Aim of the task:
Among the lines below, copy each one in which "Mouza" appears.

Entries from a dataset of interfaces:
----------------

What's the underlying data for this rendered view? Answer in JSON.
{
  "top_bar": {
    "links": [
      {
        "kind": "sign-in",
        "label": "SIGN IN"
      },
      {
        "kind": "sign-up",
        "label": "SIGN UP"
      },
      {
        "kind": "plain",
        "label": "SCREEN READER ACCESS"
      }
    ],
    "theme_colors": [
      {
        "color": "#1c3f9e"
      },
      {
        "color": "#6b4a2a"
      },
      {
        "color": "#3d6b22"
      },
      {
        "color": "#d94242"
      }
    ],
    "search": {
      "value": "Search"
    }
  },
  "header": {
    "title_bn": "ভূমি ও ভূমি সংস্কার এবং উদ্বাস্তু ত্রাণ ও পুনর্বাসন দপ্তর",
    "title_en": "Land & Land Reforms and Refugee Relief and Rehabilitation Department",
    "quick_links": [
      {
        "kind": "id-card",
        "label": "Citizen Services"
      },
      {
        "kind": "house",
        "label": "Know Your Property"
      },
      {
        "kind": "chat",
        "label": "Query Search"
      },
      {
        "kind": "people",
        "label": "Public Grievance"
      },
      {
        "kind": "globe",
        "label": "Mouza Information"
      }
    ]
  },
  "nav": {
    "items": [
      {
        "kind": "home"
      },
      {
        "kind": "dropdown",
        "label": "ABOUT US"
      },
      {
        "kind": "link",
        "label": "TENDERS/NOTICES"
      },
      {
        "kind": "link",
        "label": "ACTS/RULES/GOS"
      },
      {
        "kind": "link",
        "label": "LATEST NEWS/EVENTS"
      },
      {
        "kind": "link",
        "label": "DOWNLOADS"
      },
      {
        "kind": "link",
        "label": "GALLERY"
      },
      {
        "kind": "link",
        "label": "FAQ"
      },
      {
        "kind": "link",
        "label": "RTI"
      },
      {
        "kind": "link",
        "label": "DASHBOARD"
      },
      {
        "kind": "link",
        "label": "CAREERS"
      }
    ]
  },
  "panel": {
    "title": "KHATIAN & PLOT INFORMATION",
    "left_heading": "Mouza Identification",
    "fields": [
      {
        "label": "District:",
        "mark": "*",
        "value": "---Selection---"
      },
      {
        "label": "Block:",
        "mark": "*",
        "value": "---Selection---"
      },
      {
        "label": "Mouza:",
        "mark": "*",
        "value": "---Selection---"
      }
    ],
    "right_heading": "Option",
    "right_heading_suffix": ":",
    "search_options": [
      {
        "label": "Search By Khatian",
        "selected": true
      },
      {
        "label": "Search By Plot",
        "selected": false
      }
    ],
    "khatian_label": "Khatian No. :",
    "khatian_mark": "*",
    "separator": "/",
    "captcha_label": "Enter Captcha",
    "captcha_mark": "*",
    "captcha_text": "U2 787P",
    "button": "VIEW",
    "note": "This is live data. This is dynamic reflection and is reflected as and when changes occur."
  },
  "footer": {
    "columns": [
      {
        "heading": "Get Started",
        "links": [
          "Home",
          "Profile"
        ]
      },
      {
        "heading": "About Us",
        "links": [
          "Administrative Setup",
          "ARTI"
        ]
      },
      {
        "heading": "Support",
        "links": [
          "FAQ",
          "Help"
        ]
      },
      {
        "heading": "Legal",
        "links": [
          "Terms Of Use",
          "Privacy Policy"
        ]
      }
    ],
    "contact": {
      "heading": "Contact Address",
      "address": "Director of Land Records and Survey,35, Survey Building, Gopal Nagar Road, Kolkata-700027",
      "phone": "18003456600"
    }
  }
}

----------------

Answer:
        "label": "Mouza Information"
    "left_heading": "Mouza Identification",
        "label": "Mouza:",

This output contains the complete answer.